METHOD: Individualized treatment plan

FOCUS: Process based

LEADERS: Licensed Therapist

RULES: Confidentiality

FOLLOW UP: Ongoing assessment

DURATION: May be ongoing

ENVIRONMENT: Supportive, Nurturing, and Confrontive

shifting the balance
Shifting the Balance


Reducing the Risks

Strengthening Protective Factors



    • Social Competence
    • Problem Solving Skills
    • Autonomy
    • Sense of purpose and future

Individual Intervention:

What resilient adults say made a difference:

  • Had a special relationship with an adult who

cared and was nurturing, often a teacher.

  • Latched onto another “parent” figure or family.
  • Had somewhere other than home they felt they belonged.
  • Had activities that were easy to participate in outside the home.
  • Had a sense of purpose and future.
  • Ability to make decisions and communicate feelings
samhsa s children s program kit
SAMHSA’s Children’s Program Kit
  • Goals:
    • To assist treatment providers and community-based youth-serving systems to educate and support children affected by parental alcohol and drug addiction
    • To prevent substance abuse and promote resilience in the highest risk youth population
    • To bring the benefits of hope, healing, and recovery to children of addicted persons

Children’s Program Kit





  • Help children understand the disease of alcoholism and drug addiction.
  • Help children realize that addiction is not their fault.
  • Help children realize that they are not alone; many young people live in families with addiction.
  • Help middle-school and high-school-age children understand that they are at increased risk for addiction because it tends to run in the family.



  • Help children identify and express both comfortable and uncomfortable feelings.
  • Help children understand how feelings may affect them and how they can handle feelings in safe ways.
  • Help children understand that there are safe people with whom they can share feelings and get support.


Treatment & Recovery

  • Help children understand that people with addiction need help to recover.
  • Help children realize they can’t fix their parents problems, but can work on their own self care.
  • Help children realize that treatment and aftercare assist addicted people to get better.


Safe People

  • Help children understand the need for and importance of always staying safe.
  • Help children understand the characteristics that make people “safe people.”
  • Help children realize that it’s okay to ask safe people for help.
key tool for intervention 7 c s
Key Tool for Intervention7 C’s

I didn’t CAUSE it.

I can’t CURE it.

I can’t CONTROL it.

I can take CARE of myself by:

COMMUNICATING my feelings.

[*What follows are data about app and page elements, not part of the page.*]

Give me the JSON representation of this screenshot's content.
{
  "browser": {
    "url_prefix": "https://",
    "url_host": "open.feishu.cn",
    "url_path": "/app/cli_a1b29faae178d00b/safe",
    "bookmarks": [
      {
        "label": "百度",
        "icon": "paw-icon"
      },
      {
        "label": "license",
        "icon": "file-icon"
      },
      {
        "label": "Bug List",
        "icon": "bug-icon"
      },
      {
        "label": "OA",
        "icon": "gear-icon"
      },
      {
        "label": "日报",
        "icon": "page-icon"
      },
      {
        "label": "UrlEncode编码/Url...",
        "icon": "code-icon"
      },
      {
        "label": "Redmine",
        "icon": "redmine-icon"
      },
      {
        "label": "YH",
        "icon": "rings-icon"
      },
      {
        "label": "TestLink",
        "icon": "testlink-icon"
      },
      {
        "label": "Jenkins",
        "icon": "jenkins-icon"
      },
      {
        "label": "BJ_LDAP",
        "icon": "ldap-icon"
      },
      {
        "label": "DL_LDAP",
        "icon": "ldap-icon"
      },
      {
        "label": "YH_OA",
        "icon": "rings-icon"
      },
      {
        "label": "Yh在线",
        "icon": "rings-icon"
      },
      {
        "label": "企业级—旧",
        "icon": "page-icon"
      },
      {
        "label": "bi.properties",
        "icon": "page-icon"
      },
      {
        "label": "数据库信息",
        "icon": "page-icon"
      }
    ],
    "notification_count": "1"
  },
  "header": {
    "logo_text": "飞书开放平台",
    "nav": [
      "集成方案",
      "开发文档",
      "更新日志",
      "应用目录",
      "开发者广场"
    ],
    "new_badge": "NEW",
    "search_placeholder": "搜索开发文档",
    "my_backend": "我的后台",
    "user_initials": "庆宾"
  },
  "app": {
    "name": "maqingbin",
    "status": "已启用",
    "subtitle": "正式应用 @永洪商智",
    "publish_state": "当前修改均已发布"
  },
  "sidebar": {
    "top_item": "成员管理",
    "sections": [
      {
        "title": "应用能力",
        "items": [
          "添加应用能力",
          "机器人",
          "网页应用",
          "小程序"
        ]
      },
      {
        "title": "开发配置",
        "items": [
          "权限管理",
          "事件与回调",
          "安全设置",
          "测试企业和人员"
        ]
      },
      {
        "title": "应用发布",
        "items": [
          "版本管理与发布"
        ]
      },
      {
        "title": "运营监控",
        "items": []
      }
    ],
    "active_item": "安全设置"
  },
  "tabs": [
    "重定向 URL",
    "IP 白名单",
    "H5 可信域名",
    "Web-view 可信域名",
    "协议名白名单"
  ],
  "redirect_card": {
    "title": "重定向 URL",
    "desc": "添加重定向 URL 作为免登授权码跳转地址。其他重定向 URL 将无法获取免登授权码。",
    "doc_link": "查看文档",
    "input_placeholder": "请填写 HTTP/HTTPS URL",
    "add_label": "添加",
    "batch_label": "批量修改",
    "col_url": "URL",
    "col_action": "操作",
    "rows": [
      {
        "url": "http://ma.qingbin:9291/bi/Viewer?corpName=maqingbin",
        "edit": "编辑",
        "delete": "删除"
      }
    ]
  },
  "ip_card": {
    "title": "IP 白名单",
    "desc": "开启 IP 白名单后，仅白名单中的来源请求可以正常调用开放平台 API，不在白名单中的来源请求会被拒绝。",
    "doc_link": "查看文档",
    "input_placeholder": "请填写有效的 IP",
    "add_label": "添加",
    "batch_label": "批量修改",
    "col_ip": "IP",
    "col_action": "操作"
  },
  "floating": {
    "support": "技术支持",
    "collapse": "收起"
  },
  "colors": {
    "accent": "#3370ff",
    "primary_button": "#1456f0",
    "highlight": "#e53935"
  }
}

Making healthy CHOICES


what messages do families need
You’re not alone.

You deserve help, and there are safe people who can help.

It’s OK to feel your feelings.

Treatment helps, and recovery happens.

It’s not your fault.

Addiction is a disease.

It’s important to talk.

You can live a good life, even if your parent continues to drink.

What Messages Do Families Need?
parents caregivers need
Parents & Caregivers Need:
  • Adult children of the addicted need support, education on addiction, skill building practice
  • Common needs:
  • Setting limits and reasonable consequences
  • Knowledge of what is “normal” development
  • Encouragement to have fun with children, share warmth, and build positive / non-critical relationships
additional parent caregiver needs
Additional Parent / Caregiver Needs:
  • Validation of efforts
  • Understanding of enabling vs empowering and impact on children (and CD)
  • Effective communication techniques
  • Language to talk with children
for more information
For More Information

Betty Conger

Henry Ford Health System

Maplegrove Community Education

Children’s Program



National Association for Children of Alcoholics



training regarding using children s program kit
Training Regarding Using Children’s Program Kit

December 10 – 11, 2008 (9:00 a.m. to 5:00 p.m.)

Crown Plaza, Brooklyn Center

Registration fees, materials, breakfast and lunch will be paid by CJI; attendees must pay for lodging

Registration forms will be emailed in mid-October

To receive a registration form, send an email with your name, title, agency name, phone number, and email address to shannon.campbell@courts.state.mn.us

Space for only 50 participants to be chosen based on application criteria